By Amy Silverman
By Olivia LaVecchia
By Monica Alonzo and Stephen Lemons
By Chris Parker
By Michael Lacey
By Weston Phippen
The lowest point in the relationship between federal immigration agents and Arizona state troopers was the changing of locks and the can of tuna fish.
The incident began last year after Dan Kelly, a civilian investigator for the Arizona Department of Public Safety, learned that Phoenix resident Carmen Tolle had received two suspicious batches of money from Western Union, both of which had been frozen by state officials in a program targeting smugglers of illegal immigrants.
On a day in late April 2005, Kelly sat down at a computer terminal in a nondescript Scottsdale office previously used by a penis-enlargement-pill firm and rented by the local branch of the U.S. Bureau of Immigration and Customs Enforcement. At the time, state troopers were using the building to work with ICE on financial crimes.
Kelly punched Tolle's name into the federal database.
Bingo. It turned out the feds knew of Tolle through an informant and suspected her of selling bogus documents and smuggling immigrants. ICE had closed the case recently and referred it to the Phoenix Police Department.
About a week later, troopers used their information to persuade a judge to issue a search warrant for Tolle's home at 8814 West Monterey Way.
The bust went well, ultimately leading to the convictions of Tolle and her associates, plus a state prison guard, for scamming about 500 immigrants who thought they were paying for real green cards.
But ICE agents finally awake to the idea that Tolle might have been a good lead to follow after all were embarrassed and furious by the raid. A few days later, ICE agent Carolyn Mangum "seemed very upset" on the phone with another DPS investigator, saying the immigration office had wanted to investigate Tolle but now could not, a DPS report states.
ICE hadn't done a thing about Tolle before the troopers took the reins, but the feds don't like it when locals step on their turf. Tension between the two agencies had been building for two years, and for ICE, the Carmen Tolle case crossed a line.
A couple of weeks after the bust, DPS detectives returned to the Scottsdale office after lunch and found a locksmith changing the locks on the doors.
The man told the state troopers brusquely that, no, they could not have the new key. When they complained to ICE supervisors, the troopers were allowed back in to pack up.
The DPS detectives worked until midnight moving boxes of equipment and files from Scottsdale to the department's Phoenix headquarters at 21st Avenue and Encanto Boulevard.
A few days later, ICE pulled out of the state's High-Intensity Drug Trafficking Areas task force. The federal agency had been sponsoring the task force's operational expenses and supplying the occasional agent to help out which makes sense considering the frequent connections between large-scale drug cases and illegal immigrants.
ICE was suddenly more useless than ever to the state.
When asked about the reason behind the lockout, Russell Ahr, ICE spokesman in Phoenix until he retired October 13, accused the DPS investigator of misusing the computer to get the information that led to the Tolle warrant.

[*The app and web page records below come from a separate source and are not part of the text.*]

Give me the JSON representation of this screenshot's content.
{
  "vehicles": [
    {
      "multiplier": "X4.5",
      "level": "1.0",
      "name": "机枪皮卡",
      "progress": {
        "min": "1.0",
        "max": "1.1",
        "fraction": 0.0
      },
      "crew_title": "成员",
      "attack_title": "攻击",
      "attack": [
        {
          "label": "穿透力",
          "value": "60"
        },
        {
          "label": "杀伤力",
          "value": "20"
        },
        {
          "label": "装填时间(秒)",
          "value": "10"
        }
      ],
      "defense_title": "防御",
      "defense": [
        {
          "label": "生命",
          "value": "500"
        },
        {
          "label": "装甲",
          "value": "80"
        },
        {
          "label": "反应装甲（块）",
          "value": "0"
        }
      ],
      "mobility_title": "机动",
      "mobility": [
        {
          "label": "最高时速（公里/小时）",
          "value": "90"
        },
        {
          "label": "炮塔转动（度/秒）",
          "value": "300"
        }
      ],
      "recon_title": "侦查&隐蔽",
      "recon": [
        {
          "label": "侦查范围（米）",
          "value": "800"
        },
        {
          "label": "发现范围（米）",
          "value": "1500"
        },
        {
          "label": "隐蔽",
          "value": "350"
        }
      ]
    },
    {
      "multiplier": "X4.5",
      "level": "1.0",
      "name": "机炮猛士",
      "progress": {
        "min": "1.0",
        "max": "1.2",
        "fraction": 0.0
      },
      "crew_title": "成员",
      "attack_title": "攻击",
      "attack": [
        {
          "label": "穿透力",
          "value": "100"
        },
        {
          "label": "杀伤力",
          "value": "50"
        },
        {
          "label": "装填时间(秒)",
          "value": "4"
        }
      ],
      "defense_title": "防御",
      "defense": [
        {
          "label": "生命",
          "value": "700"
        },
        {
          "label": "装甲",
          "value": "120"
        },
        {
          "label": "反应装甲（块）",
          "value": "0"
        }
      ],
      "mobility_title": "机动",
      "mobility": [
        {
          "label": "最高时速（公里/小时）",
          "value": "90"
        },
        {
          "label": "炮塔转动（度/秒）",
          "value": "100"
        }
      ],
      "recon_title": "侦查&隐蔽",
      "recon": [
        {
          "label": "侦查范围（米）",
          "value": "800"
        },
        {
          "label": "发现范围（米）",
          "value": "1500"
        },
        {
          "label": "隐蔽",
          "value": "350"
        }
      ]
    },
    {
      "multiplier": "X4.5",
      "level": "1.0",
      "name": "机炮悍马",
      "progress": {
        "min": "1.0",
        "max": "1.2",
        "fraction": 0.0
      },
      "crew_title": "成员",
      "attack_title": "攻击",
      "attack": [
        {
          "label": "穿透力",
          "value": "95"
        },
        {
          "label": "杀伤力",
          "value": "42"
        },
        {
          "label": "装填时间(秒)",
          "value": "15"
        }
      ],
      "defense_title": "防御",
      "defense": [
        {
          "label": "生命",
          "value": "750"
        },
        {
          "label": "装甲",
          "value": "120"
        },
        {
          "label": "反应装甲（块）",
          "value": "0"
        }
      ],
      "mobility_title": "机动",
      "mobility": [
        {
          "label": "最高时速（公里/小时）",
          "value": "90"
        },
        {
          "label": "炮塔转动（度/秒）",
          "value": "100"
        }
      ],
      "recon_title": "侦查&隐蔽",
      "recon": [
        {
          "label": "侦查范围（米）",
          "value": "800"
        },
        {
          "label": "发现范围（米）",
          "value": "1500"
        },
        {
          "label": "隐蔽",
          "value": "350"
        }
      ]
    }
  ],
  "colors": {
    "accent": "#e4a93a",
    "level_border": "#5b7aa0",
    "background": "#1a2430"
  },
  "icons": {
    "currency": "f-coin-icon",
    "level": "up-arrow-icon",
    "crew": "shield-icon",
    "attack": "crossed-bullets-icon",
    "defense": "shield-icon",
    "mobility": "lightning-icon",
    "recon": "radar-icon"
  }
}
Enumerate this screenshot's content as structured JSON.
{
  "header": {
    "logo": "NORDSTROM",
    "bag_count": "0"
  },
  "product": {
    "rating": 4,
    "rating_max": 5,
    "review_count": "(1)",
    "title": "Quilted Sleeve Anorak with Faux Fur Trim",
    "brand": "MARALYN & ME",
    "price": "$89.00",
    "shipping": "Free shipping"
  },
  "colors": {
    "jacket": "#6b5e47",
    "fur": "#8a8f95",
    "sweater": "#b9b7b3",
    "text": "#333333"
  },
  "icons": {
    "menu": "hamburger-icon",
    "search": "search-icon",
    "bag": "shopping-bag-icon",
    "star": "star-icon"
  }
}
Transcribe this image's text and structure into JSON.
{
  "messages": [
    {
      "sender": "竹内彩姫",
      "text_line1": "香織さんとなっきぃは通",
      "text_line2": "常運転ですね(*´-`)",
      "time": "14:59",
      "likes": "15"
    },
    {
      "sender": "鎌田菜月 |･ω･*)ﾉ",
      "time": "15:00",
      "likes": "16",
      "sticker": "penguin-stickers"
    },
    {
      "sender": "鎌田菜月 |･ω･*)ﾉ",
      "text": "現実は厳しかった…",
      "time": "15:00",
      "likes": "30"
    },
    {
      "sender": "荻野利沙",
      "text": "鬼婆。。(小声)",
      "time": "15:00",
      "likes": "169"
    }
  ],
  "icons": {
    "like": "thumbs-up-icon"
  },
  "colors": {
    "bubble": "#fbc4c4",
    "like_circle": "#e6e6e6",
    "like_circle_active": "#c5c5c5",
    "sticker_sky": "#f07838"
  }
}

"He did not have a security clearance to do that," Ahr says.
But if that's true, ICE never attempted to have Kelly prosecuted for unauthorized use of a government computer, which is a crime.
In any case, it wasn't like Kelly was using ICE's computer to locate an ex-lover or shop on eBay. As a member of the task force, Kelly had performed a bit of electronic sleuthing that put fraudsters in prison, rooted out a corrupt correctional officer and saved illegal immigrants from being fleeced. For that, ICE wanted Kelly kicked off the task force.
But DPS refused to punish the investigator for producing results.
Ahr says ICE had no choice but to change the locks "to keep this guy out."
Not long after the state lawmen cleared out of the office, ICE agents opened the drawer of a desk the troopers had been using.
Inside was a can of tuna fish. Without the lid on it.
According to Ahr, the DPS people obviously had left the gift, no doubt hoping it would be discovered only after it stunk up the office.
Ahr says the can was accompanied by a note: "Fuck you."
ICE no longer uses the penis-pill office.
But state troopers aren't welcome to work at any other ICE office, either. As far as DPS is concerned, the agency's doors are locked.
The population of illegal immigrants in the United States grows by about 350,000 a year.
Most find jobs, a home and security in this country precisely because ICE the nation's immigration agency is so reflective of America's paralysis and confusion on immigration issues.
The new agency is the government's answer to the two biggest political issues in the country: terrorism and illegal immigration.
And by most accounts, it's a disaster.
Formed three years ago as the main law enforcement arm of the U.S. Department of Homeland Security, ICE still doesn't know what it wants to be when it grows up.
Early on, the agency didn't even want the word "immigration" in its name and began calling itself the Bureau of Investigation and Customs Enforcement. It went back to the original name after the FBI complained that there was room in this country for only one "Bureau of Investigation."